Why is my transmission leaking?
Automatic transmissions use transmission fluid to cool internal parts, lubricate bearing surfaces, and to hydraulically operate switches and solenoids inside of the transmission. Like anything that is full of fluid, an automatic transmission can start leaking over time. Sometimes these leaks are easy to fix and cost very little, while other leaks can point at serious problems within the transmission. An automatic transmission system can hold anywhere from 3 quarts to over 20 quarts of transmission fluid, and that fluid level is essential to proper function. When an automatic transmission leaks and the fluid level goes down, this can cause the transmission to slip, have erratic shifting, or even fail to go into gear.
A low fluid level condition will also cause the transmission to overheat. Keep in mind that transmissions do not react well to high heat, so it is important to make sure that your automatic transmission is full of quality transmission fluid and that you don’t ignore leaks that can turn into more expensive repairs. Let’s take a look at some of the reasons your transmission might be leaking, and what steps you can take to correct them.
Where is it leaking?
Transmissions can leak anywhere there is a seal between 2 parts.

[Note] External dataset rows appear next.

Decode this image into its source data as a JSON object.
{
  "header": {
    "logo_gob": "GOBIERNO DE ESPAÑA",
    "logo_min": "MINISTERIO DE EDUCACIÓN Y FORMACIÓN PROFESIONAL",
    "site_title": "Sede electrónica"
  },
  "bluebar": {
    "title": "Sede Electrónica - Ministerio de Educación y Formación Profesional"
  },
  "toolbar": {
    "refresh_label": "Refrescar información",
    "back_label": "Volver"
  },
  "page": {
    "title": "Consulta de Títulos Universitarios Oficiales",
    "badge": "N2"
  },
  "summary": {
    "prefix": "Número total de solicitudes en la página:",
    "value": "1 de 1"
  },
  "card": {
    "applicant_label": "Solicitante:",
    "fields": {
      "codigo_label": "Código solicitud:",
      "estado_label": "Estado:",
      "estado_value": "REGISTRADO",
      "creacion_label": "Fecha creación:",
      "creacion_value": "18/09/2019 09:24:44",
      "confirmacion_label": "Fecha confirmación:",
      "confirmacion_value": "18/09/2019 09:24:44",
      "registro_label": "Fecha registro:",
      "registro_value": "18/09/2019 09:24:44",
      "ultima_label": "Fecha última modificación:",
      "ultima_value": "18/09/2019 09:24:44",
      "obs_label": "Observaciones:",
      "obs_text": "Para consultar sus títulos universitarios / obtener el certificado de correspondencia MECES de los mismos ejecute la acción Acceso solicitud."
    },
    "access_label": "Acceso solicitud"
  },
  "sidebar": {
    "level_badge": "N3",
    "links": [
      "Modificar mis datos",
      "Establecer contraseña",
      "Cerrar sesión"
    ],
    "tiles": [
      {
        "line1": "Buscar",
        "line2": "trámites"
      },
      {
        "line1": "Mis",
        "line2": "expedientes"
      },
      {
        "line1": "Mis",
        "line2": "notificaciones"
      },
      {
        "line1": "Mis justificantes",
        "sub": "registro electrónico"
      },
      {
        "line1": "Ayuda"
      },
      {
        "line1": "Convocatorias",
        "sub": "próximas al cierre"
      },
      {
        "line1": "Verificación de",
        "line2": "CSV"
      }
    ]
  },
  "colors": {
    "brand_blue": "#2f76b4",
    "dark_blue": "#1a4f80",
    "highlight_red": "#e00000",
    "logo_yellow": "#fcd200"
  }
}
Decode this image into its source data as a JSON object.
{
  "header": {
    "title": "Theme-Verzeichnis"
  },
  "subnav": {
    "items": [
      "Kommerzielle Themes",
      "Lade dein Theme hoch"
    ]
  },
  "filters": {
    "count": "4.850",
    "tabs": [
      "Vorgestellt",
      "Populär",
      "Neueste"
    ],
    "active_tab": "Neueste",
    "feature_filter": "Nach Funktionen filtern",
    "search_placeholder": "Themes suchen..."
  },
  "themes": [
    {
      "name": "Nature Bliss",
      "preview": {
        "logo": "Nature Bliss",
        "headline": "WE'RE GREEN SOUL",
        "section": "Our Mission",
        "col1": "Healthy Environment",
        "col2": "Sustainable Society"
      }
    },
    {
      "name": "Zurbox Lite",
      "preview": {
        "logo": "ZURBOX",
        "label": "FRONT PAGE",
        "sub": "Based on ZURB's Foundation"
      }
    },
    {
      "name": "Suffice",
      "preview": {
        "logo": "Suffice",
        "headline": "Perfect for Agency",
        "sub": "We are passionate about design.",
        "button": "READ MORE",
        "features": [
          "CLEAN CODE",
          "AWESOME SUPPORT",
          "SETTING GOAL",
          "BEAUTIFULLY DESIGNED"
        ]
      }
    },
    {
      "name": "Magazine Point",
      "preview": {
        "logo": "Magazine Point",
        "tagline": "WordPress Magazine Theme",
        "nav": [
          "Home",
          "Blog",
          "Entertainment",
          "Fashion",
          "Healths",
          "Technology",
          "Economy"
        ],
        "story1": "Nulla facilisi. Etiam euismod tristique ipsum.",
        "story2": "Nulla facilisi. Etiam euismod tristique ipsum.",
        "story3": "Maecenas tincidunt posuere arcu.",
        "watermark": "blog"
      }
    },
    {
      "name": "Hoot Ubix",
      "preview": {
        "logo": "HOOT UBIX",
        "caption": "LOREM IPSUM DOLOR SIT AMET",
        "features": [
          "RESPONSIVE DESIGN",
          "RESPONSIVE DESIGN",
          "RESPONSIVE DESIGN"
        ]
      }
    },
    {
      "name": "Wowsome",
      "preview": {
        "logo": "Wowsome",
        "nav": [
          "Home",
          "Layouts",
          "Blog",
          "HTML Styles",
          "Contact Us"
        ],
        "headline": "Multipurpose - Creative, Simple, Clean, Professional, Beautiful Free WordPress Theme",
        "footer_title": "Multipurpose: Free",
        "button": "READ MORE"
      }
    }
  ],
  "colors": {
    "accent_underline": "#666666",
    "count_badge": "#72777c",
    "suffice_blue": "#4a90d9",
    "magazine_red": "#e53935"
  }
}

Some very common places that transmissions will leak are:
- The transmission pan
- The front pump
- The rear transmission seal
- Parts on the outside of a transmission like solenoids, case connectors, servo covers, or transmission linkage
- The transmission dipstick tube
- The transmission cooler lines (at the transmission, radiator or even external cooler)
In each of these cases, there is a seal, gasket or o-ring that is used between the parts to maintain the sealed environment. However, over time these seals or gaskets will break down and allow fluid to begin to leak out of the transmission. In these cases, a repair usually involves simply replacing the seal, gasket or o-ring in order to fix the leak and won’t cost a tremendous amount. That is, if you get the leak fixed quickly and don’t allow the transmission to operate too long without the right fluid level! This can quickly cause damage inside of the transmission and what could have been a simple, inexpensive repair will now involve a costly transmission rebuild or replacement.
That is, if you get the leak fixed quickly and don’t allow the transmission to operate too long without the right fluid level! This can quickly cause damage inside of the transmission and what could have been a simple, inexpensive repair will now involve a costly transmission rebuild or replacement.
There are situations where damage inside of the transmission will cause what appears to be a leak. In cases where the transmission has overheated or has been over-filled with transmission fluid, the transmission will “vent” this fluid out of a vent hole in order to release the excessive pressure inside of the transmission. This fluid will drip down the sides of the transmission case and then drip onto the ground and will often look like a leak from the transmission pan or other parts of the transmission case. In these situations, you need to have a qualified transmission specialist look at your vehicle to determine why the transmission has vented and what is necessary to correct the problem. Again, don’t ignore a transmission leak or hope that just topping off the transmission fluid will make things go away. The sooner you address the issue, the less likely you will have a costly repair to deal with!
A discovery of transmission fluid on your garage floor doesn’t always mean you have a transmission problem. In many vehicles, you might be surprised to know that automatic transmission fluid or ATF is the fluid used in the power steering system. Traditional ATF and power steering fluid are hydraulic fluids. These fluids allow power transfer between the fluids to mechanical components. Power steering systems have a few areas where leaks are common so a skilled technician should be able to differentiate a leak in the power steering system versus the transmission. Similarly, many transfer cases use transmission fluid and it is important to work with a drivetrain specialist who can accurately identify the source of your transmission fluid leak.
Sometimes it is easy to confuse leaks as coming from the transmission when they are in fact coming from somewhere else in the vehicle. For instance, the engine’s rear main seal is located right where the transmission’s flywheel and torque converter meet. When this starts leaking, engine oil begins to leak from the front of the transmission. The engine’s oil pan is also right in the same area, and an oil pan gasket that is leaking can also look like it is coming from the transmission. Other engine leaks from the top or sides of the engine can also leak down onto the transmission case and appear to be coming from the transmission. In cases like these, you have an engine issue that will need to be addressed. Your qualified transmission repair shop can make recommendations on the best place to take your vehicle to get these issues addressed. Just like with your automatic transmission, leaks anywhere on the vehicle should not be ignored and should be fixed as quickly as possible!
A transmission leak is a top 10 symptom of a bad transmission. Transmission repair is far more economic if addressed early, rather than waiting for a complete unit failure. There are consequences to ignoring transmission issues.
If you have a transmission leak or any other transmission related issue, contact Advanced Transmission Center at either of our locations and we’d be happy to help! Unlike dealerships or many independent repair shops, we are transmission specialists trained to fix issues related to a vehicle’s drive-train. You can reach out to either location that is most convenient for you. Call our Northwest Denver center at 303-647-5257, our Southwest Denver center at 303-816-3856 or contact us online.